Tag Archives: Cody Calahan

Tall Tales

The Oak Room

by Hope Madden

There’s nothing as immediately cool and comforting as a boozy hillbilly noir. The haunting soundtrack choices, shadowy basement barrooms, isolating cushion of all those trees—it’s a tall tale of blood, beer and backstabbing just waiting to happen.

That’s just what director Cody Calahan serves up from the opening strains of The Oak Room, a stylish little thriller. It may be a bit too wordy, but it repays you for your patience.

There’s a story within a story within a story on this blustery night in smalltown Canada as ne’er do well Steve (RJ Mitte, Breaking Bad) dares to show his face at closing time. He’s been gone a long time and bartender Paul (Peter Outerbridge) is none too happy to see him. There’s a score to settle here, a debt owed, and Steve has until midnight to take care of it.

First, though, Steve wants to tell Paul a story.

Over the next 90 minutes, Calahan weaves from near-midnight at Paul’s bar to Steve’s story and back, giving a lovely cinematic quality to the power of storytelling inherent in Peter Genoway’s script. There is something hypnotic in the way the night progresses, and in the way phrases and ideas repeat across different decades and different tales.

Outerbridge is particularly effective, but every actor remains true to the style the filmmaker develops. Genoway’s script gets away from him at times, especially in the first half of the film, giving certain scenes the feel of filler. A leaner script would have benefitted the overall project.

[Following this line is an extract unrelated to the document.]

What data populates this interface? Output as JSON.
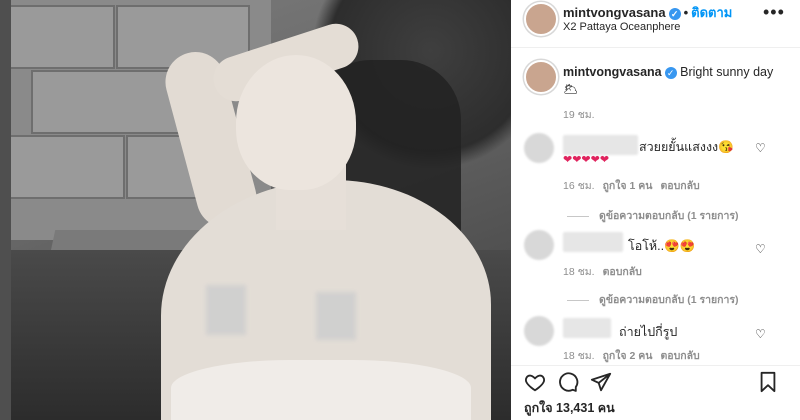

As it is, there are conversations in the first half of the film that come close to breaking the spell Calahan casts.

The filmmaker deploys other tactics to keep you engaged, though. The Oak Room glories in its sound design, whether the creak of mop bucket wheels across a wooden bar floor, the swing of a metal trashcan lid, or the hush of the wind outside the window where snow deepens. Steph Copeland’s score—a mixture of Kabuki-style drums and Appalachian strings—foretells of violence and misery.

Calahan also develops a fun dose of dread as midnight nears and tales—both present and past—take sinister turns. It’s all good fun, though, right? Just a couple of guys passing the time until debts are to be paid.